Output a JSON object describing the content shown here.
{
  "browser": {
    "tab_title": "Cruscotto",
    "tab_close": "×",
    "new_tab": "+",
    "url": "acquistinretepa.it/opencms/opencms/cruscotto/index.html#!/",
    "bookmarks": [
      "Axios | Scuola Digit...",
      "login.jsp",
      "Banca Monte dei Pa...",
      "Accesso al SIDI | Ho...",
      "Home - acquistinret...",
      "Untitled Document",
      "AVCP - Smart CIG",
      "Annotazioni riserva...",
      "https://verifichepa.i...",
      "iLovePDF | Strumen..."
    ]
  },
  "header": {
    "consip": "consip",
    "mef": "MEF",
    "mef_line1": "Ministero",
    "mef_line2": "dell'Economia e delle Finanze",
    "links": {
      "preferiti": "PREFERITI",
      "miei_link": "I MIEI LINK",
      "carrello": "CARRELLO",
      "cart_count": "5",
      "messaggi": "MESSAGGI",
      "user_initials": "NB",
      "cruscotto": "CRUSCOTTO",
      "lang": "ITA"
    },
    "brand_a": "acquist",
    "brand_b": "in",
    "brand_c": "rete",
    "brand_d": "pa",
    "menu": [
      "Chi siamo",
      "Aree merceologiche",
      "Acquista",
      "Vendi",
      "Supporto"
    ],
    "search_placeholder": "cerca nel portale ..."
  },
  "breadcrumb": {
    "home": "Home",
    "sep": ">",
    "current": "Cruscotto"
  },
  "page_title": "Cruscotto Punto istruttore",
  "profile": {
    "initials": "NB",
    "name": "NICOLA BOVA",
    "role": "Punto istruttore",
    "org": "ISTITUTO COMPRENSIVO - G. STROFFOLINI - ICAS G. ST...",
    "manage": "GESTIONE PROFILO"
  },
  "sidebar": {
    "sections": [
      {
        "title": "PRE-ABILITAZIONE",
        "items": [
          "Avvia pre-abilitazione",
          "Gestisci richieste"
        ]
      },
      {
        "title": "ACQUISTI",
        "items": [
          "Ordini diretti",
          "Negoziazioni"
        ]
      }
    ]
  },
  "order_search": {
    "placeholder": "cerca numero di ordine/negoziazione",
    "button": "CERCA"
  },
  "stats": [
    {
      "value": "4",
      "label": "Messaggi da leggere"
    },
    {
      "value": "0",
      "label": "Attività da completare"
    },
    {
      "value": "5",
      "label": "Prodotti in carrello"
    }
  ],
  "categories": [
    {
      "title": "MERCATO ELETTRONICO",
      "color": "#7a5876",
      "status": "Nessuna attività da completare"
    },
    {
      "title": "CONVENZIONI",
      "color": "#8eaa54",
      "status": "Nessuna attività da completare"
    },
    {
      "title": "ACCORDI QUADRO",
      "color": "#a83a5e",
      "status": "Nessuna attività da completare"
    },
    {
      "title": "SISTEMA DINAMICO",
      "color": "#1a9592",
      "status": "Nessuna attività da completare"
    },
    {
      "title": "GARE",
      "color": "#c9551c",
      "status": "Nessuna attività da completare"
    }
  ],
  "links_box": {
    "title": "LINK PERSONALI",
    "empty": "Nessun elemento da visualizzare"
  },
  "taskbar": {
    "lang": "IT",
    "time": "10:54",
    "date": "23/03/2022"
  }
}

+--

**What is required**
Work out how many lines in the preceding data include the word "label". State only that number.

**Answer below**
3